(Excerpts from an interface dataset)
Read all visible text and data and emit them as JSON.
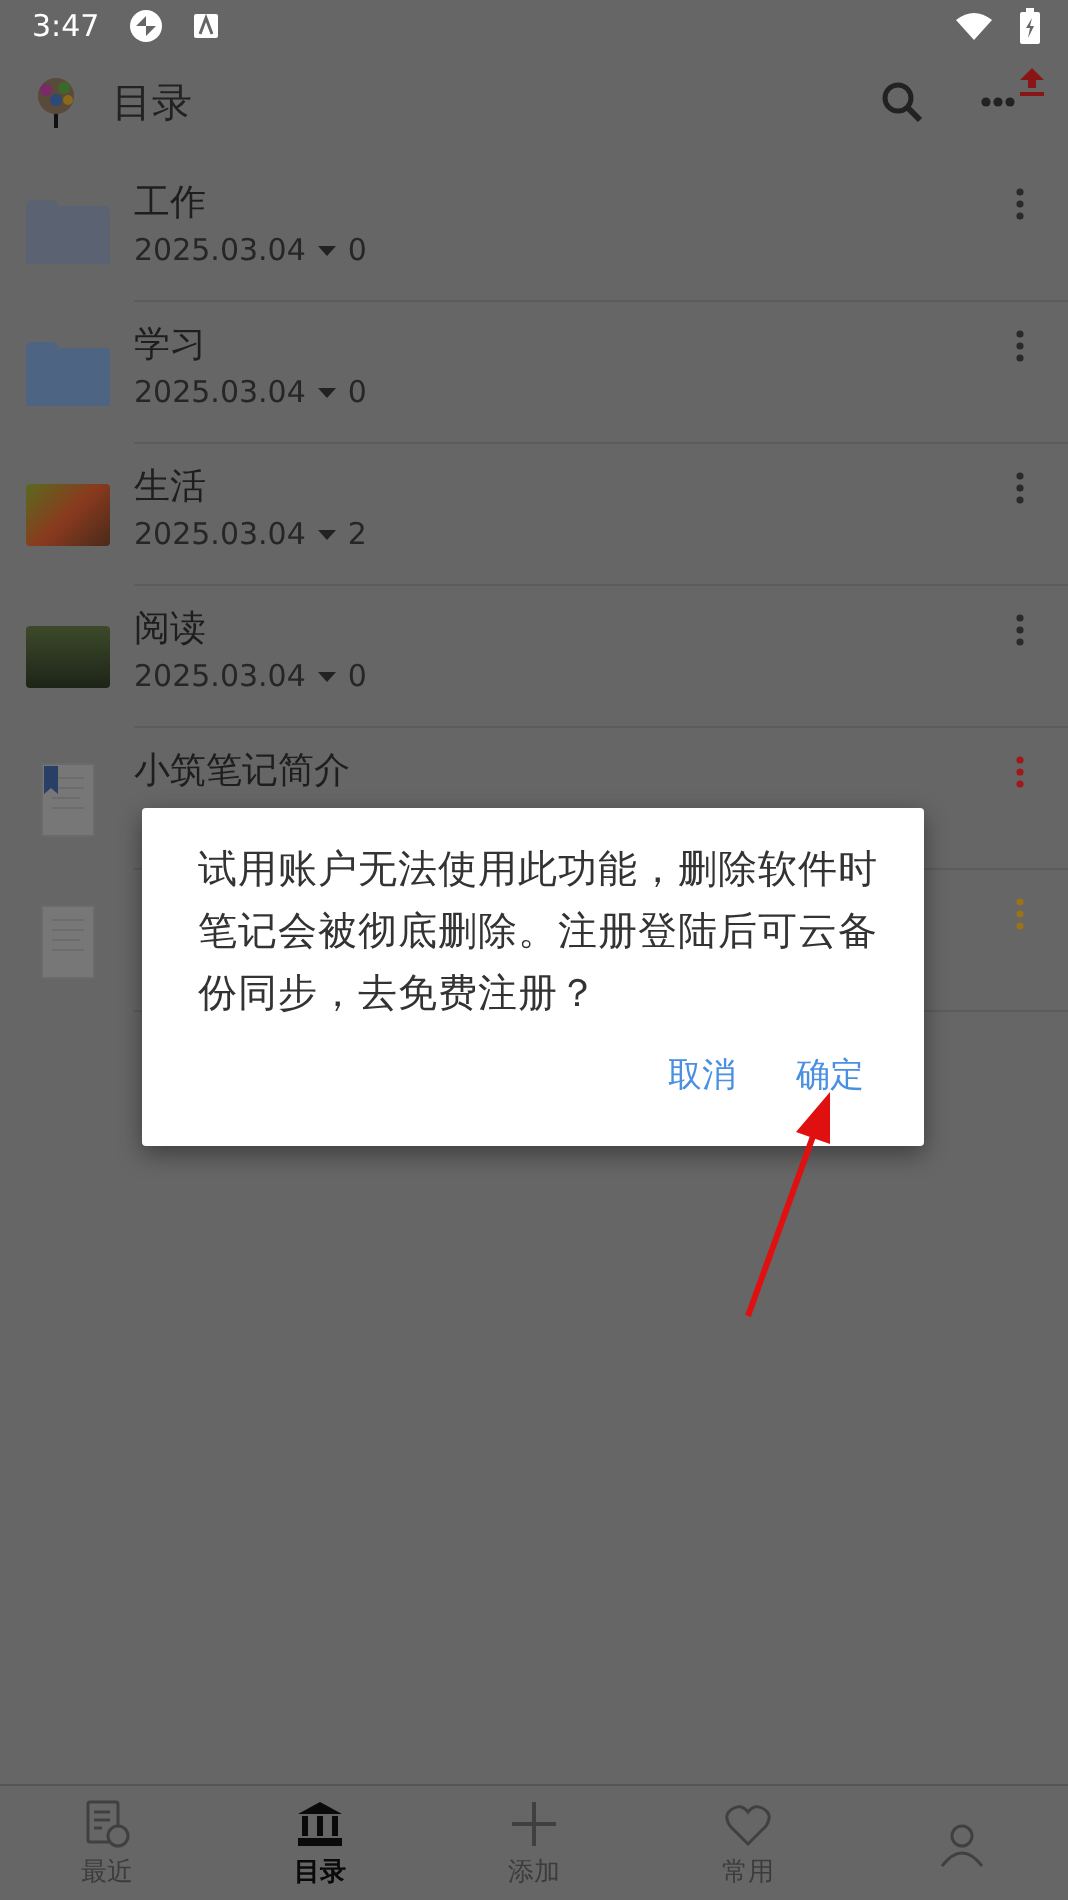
{
  "status_bar": {
    "time": "3:47"
  },
  "header": {
    "title": "目录"
  },
  "items": [
    {
      "kind": "folder",
      "title": "工作",
      "date": "2025.03.04",
      "count": "0",
      "color": "#5b6372"
    },
    {
      "kind": "folder",
      "title": "学习",
      "date": "2025.03.04",
      "count": "0",
      "color": "#4d6482"
    },
    {
      "kind": "photo",
      "title": "生活",
      "date": "2025.03.04",
      "count": "2"
    },
    {
      "kind": "photo",
      "title": "阅读",
      "date": "2025.03.04",
      "count": "0"
    },
    {
      "kind": "doc",
      "title": "小筑笔记简介",
      "color": "#a01818"
    },
    {
      "kind": "doc",
      "color": "#9a7318"
    }
  ],
  "dialog": {
    "message": "试用账户无法使用此功能，删除软件时笔记会被彻底删除。注册登陆后可云备份同步，去免费注册？",
    "buttons": [
      "取消",
      "确定"
    ]
  },
  "nav": [
    {
      "kind": "recent",
      "label": "最近",
      "selected": false
    },
    {
      "kind": "catalog",
      "label": "目录",
      "selected": true
    },
    {
      "kind": "add",
      "label": "添加",
      "selected": false
    },
    {
      "kind": "favorite",
      "label": "常用",
      "selected": false
    },
    {
      "kind": "person",
      "selected": false
    }
  ]
}
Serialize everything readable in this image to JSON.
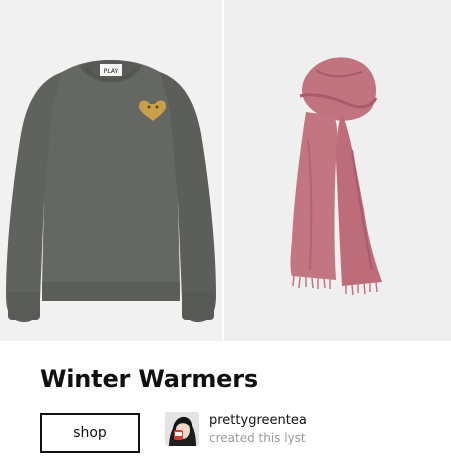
{
  "lyst": {
    "title": "Winter Warmers",
    "shop_label": "shop"
  },
  "products": [
    {
      "name": "grey cardigan with heart logo",
      "icon": "sweater-image",
      "color": "#5d605b"
    },
    {
      "name": "pink scarf",
      "icon": "scarf-image",
      "color": "#c47582"
    }
  ],
  "creator": {
    "username": "prettygreentea",
    "caption": "created this lyst"
  },
  "colors": {
    "text": "#111111",
    "muted": "#9a9a9a",
    "tile_bg": "#f0f0f0"
  }
}
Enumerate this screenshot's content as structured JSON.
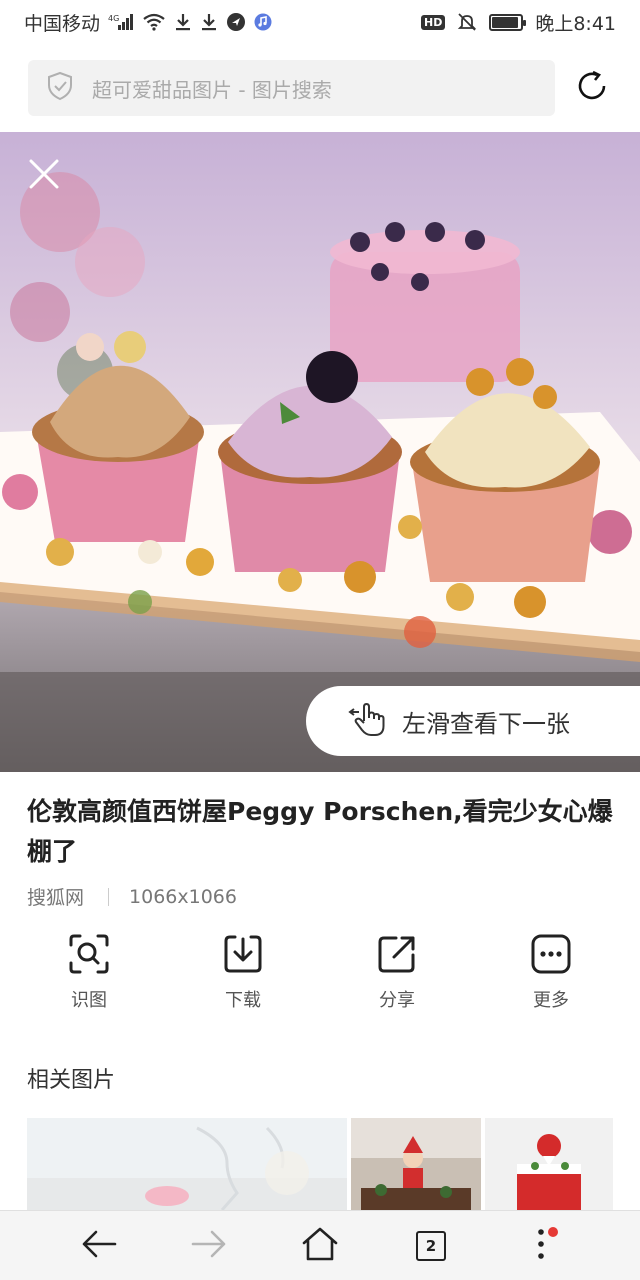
{
  "status_bar": {
    "carrier": "中国移动",
    "network": "4G",
    "hd_badge": "HD",
    "battery_level": 0.9,
    "time": "晚上8:41"
  },
  "search": {
    "placeholder": "超可爱甜品图片 - 图片搜索"
  },
  "viewer": {
    "swipe_hint": "左滑查看下一张",
    "title": "伦敦高颜值西饼屋Peggy Porschen,看完少女心爆棚了",
    "source": "搜狐网",
    "dimensions": "1066x1066"
  },
  "actions": [
    {
      "label": "识图",
      "icon": "image-search-icon"
    },
    {
      "label": "下载",
      "icon": "download-icon"
    },
    {
      "label": "分享",
      "icon": "share-icon"
    },
    {
      "label": "更多",
      "icon": "more-icon"
    }
  ],
  "related": {
    "title": "相关图片"
  },
  "bottom_nav": {
    "tab_count": "2"
  },
  "colors": {
    "accent_red": "#e53935",
    "icon_dark": "#222222"
  }
}
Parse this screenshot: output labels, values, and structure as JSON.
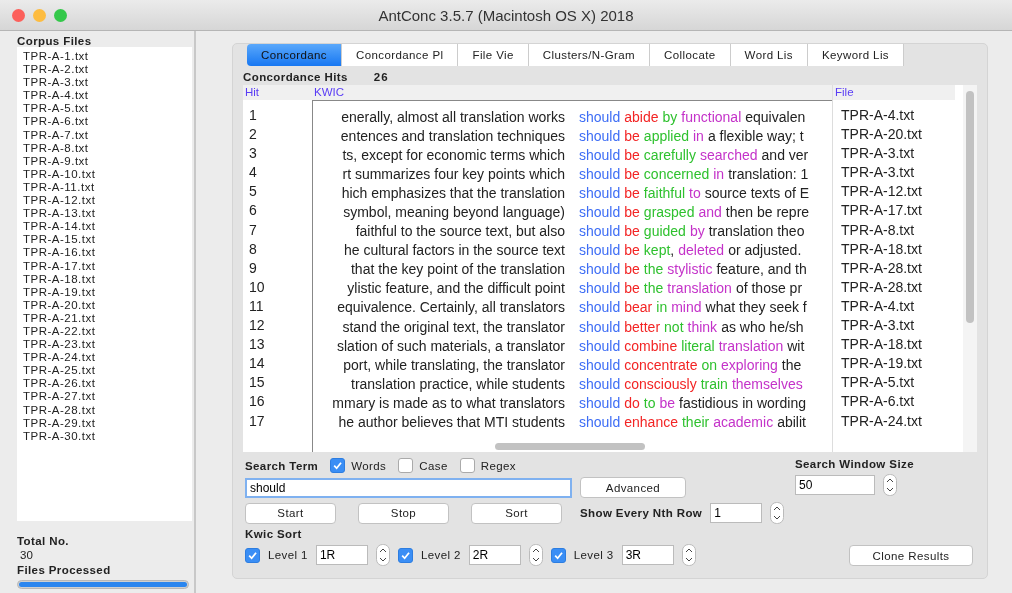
{
  "window": {
    "title": "AntConc 3.5.7 (Macintosh OS X) 2018"
  },
  "corpus_files": {
    "title": "Corpus Files",
    "items": [
      "TPR-A-1.txt",
      "TPR-A-2.txt",
      "TPR-A-3.txt",
      "TPR-A-4.txt",
      "TPR-A-5.txt",
      "TPR-A-6.txt",
      "TPR-A-7.txt",
      "TPR-A-8.txt",
      "TPR-A-9.txt",
      "TPR-A-10.txt",
      "TPR-A-11.txt",
      "TPR-A-12.txt",
      "TPR-A-13.txt",
      "TPR-A-14.txt",
      "TPR-A-15.txt",
      "TPR-A-16.txt",
      "TPR-A-17.txt",
      "TPR-A-18.txt",
      "TPR-A-19.txt",
      "TPR-A-20.txt",
      "TPR-A-21.txt",
      "TPR-A-22.txt",
      "TPR-A-23.txt",
      "TPR-A-24.txt",
      "TPR-A-25.txt",
      "TPR-A-26.txt",
      "TPR-A-27.txt",
      "TPR-A-28.txt",
      "TPR-A-29.txt",
      "TPR-A-30.txt"
    ],
    "total_label": "Total No.",
    "total": "30",
    "processed_label": "Files Processed",
    "processed": {
      "level": 1
    }
  },
  "tabs": [
    {
      "label": "Concordanc",
      "selected": true
    },
    {
      "label": "Concordance Pl",
      "selected": false
    },
    {
      "label": "File Vie",
      "selected": false
    },
    {
      "label": "Clusters/N-Gram",
      "selected": false
    },
    {
      "label": "Collocate",
      "selected": false
    },
    {
      "label": "Word Lis",
      "selected": false
    },
    {
      "label": "Keyword Lis",
      "selected": false
    }
  ],
  "hits_label": "Concordance Hits",
  "hits": "26",
  "table": {
    "columns": [
      "Hit",
      "KWIC",
      "File"
    ],
    "rows": [
      {
        "hit": "1",
        "left": "enerally, almost all translation works",
        "tokens": [
          {
            "kind": "node",
            "text": "should"
          },
          {
            "kind": "level1",
            "text": "abide"
          },
          {
            "kind": "level2",
            "text": "by"
          },
          {
            "kind": "level3",
            "text": "functional"
          },
          {
            "kind": "plain",
            "text": "equivalen"
          }
        ],
        "file": "TPR-A-4.txt"
      },
      {
        "hit": "2",
        "left": "entences and translation techniques",
        "tokens": [
          {
            "kind": "node",
            "text": "should"
          },
          {
            "kind": "level1",
            "text": "be"
          },
          {
            "kind": "level2",
            "text": "applied"
          },
          {
            "kind": "level3",
            "text": "in"
          },
          {
            "kind": "plain",
            "text": "a flexible way; t"
          }
        ],
        "file": "TPR-A-20.txt"
      },
      {
        "hit": "3",
        "left": "ts, except for economic terms which",
        "tokens": [
          {
            "kind": "node",
            "text": "should"
          },
          {
            "kind": "level1",
            "text": "be"
          },
          {
            "kind": "level2",
            "text": "carefully"
          },
          {
            "kind": "level3",
            "text": "searched"
          },
          {
            "kind": "plain",
            "text": "and ver"
          }
        ],
        "file": "TPR-A-3.txt"
      },
      {
        "hit": "4",
        "left": "rt summarizes four key points which",
        "tokens": [
          {
            "kind": "node",
            "text": "should"
          },
          {
            "kind": "level1",
            "text": "be"
          },
          {
            "kind": "level2",
            "text": "concerned"
          },
          {
            "kind": "level3",
            "text": "in"
          },
          {
            "kind": "plain",
            "text": "translation: 1"
          }
        ],
        "file": "TPR-A-3.txt"
      },
      {
        "hit": "5",
        "left": "hich emphasizes that the translation",
        "tokens": [
          {
            "kind": "node",
            "text": "should"
          },
          {
            "kind": "level1",
            "text": "be"
          },
          {
            "kind": "level2",
            "text": "faithful"
          },
          {
            "kind": "level3",
            "text": "to"
          },
          {
            "kind": "plain",
            "text": "source texts of E"
          }
        ],
        "file": "TPR-A-12.txt"
      },
      {
        "hit": "6",
        "left": "symbol, meaning beyond language)",
        "tokens": [
          {
            "kind": "node",
            "text": "should"
          },
          {
            "kind": "level1",
            "text": "be"
          },
          {
            "kind": "level2",
            "text": "grasped"
          },
          {
            "kind": "level3",
            "text": "and"
          },
          {
            "kind": "plain",
            "text": "then be repre"
          }
        ],
        "file": "TPR-A-17.txt"
      },
      {
        "hit": "7",
        "left": "faithful to the source text, but also",
        "tokens": [
          {
            "kind": "node",
            "text": "should"
          },
          {
            "kind": "level1",
            "text": "be"
          },
          {
            "kind": "level2",
            "text": "guided"
          },
          {
            "kind": "level3",
            "text": "by"
          },
          {
            "kind": "plain",
            "text": "translation theo"
          }
        ],
        "file": "TPR-A-8.txt"
      },
      {
        "hit": "8",
        "left": "he cultural factors in the source text",
        "tokens": [
          {
            "kind": "node",
            "text": "should"
          },
          {
            "kind": "level1",
            "text": "be"
          },
          {
            "kind": "level2",
            "text": "kept"
          },
          {
            "kind": "punct",
            "text": ","
          },
          {
            "kind": "level3",
            "text": "deleted"
          },
          {
            "kind": "plain",
            "text": "or adjusted."
          }
        ],
        "file": "TPR-A-18.txt"
      },
      {
        "hit": "9",
        "left": "that the key point of the translation",
        "tokens": [
          {
            "kind": "node",
            "text": "should"
          },
          {
            "kind": "level1",
            "text": "be"
          },
          {
            "kind": "level2",
            "text": "the"
          },
          {
            "kind": "level3",
            "text": "stylistic"
          },
          {
            "kind": "plain",
            "text": "feature, and th"
          }
        ],
        "file": "TPR-A-28.txt"
      },
      {
        "hit": "10",
        "left": "ylistic feature, and the difficult point",
        "tokens": [
          {
            "kind": "node",
            "text": "should"
          },
          {
            "kind": "level1",
            "text": "be"
          },
          {
            "kind": "level2",
            "text": "the"
          },
          {
            "kind": "level3",
            "text": "translation"
          },
          {
            "kind": "plain",
            "text": "of those pr"
          }
        ],
        "file": "TPR-A-28.txt"
      },
      {
        "hit": "11",
        "left": "equivalence. Certainly, all translators",
        "tokens": [
          {
            "kind": "node",
            "text": "should"
          },
          {
            "kind": "level1",
            "text": "bear"
          },
          {
            "kind": "level2",
            "text": "in"
          },
          {
            "kind": "level3",
            "text": "mind"
          },
          {
            "kind": "plain",
            "text": "what they seek f"
          }
        ],
        "file": "TPR-A-4.txt"
      },
      {
        "hit": "12",
        "left": "stand the original text, the translator",
        "tokens": [
          {
            "kind": "node",
            "text": "should"
          },
          {
            "kind": "level1",
            "text": "better"
          },
          {
            "kind": "level2",
            "text": "not"
          },
          {
            "kind": "level3",
            "text": "think"
          },
          {
            "kind": "plain",
            "text": "as who he/sh"
          }
        ],
        "file": "TPR-A-3.txt"
      },
      {
        "hit": "13",
        "left": "slation of such materials, a translator",
        "tokens": [
          {
            "kind": "node",
            "text": "should"
          },
          {
            "kind": "level1",
            "text": "combine"
          },
          {
            "kind": "level2",
            "text": "literal"
          },
          {
            "kind": "level3",
            "text": "translation"
          },
          {
            "kind": "plain",
            "text": "wit"
          }
        ],
        "file": "TPR-A-18.txt"
      },
      {
        "hit": "14",
        "left": "port, while translating, the translator",
        "tokens": [
          {
            "kind": "node",
            "text": "should"
          },
          {
            "kind": "level1",
            "text": "concentrate"
          },
          {
            "kind": "level2",
            "text": "on"
          },
          {
            "kind": "level3",
            "text": "exploring"
          },
          {
            "kind": "plain",
            "text": "the"
          }
        ],
        "file": "TPR-A-19.txt"
      },
      {
        "hit": "15",
        "left": "translation practice, while students",
        "tokens": [
          {
            "kind": "node",
            "text": "should"
          },
          {
            "kind": "level1",
            "text": "consciously"
          },
          {
            "kind": "level2",
            "text": "train"
          },
          {
            "kind": "level3",
            "text": "themselves"
          }
        ],
        "file": "TPR-A-5.txt"
      },
      {
        "hit": "16",
        "left": "mmary is made as to what translators",
        "tokens": [
          {
            "kind": "node",
            "text": "should"
          },
          {
            "kind": "level1",
            "text": "do"
          },
          {
            "kind": "level2",
            "text": "to"
          },
          {
            "kind": "level3",
            "text": "be"
          },
          {
            "kind": "plain",
            "text": "fastidious in wording"
          }
        ],
        "file": "TPR-A-6.txt"
      },
      {
        "hit": "17",
        "left": "he author believes that MTI students",
        "tokens": [
          {
            "kind": "node",
            "text": "should"
          },
          {
            "kind": "level1",
            "text": "enhance"
          },
          {
            "kind": "level2",
            "text": "their"
          },
          {
            "kind": "level3",
            "text": "academic"
          },
          {
            "kind": "plain",
            "text": "abilit"
          }
        ],
        "file": "TPR-A-24.txt"
      }
    ]
  },
  "search": {
    "label": "Search Term",
    "options": [
      {
        "label": "Words",
        "checked": true
      },
      {
        "label": "Case",
        "checked": false
      },
      {
        "label": "Regex",
        "checked": false
      }
    ],
    "value": "should",
    "advanced": "Advanced"
  },
  "window_size": {
    "label": "Search Window Size",
    "value": "50"
  },
  "actions": [
    "Start",
    "Stop",
    "Sort"
  ],
  "nth_row": {
    "label": "Show Every Nth Row",
    "value": "1"
  },
  "kwic_sort": {
    "label": "Kwic Sort",
    "levels": [
      {
        "label": "Level 1",
        "checked": true,
        "value": "1R"
      },
      {
        "label": "Level 2",
        "checked": true,
        "value": "2R"
      },
      {
        "label": "Level 3",
        "checked": true,
        "value": "3R"
      }
    ]
  },
  "clone": "Clone Results"
}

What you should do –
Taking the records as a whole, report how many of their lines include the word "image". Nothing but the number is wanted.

Result of this task –
4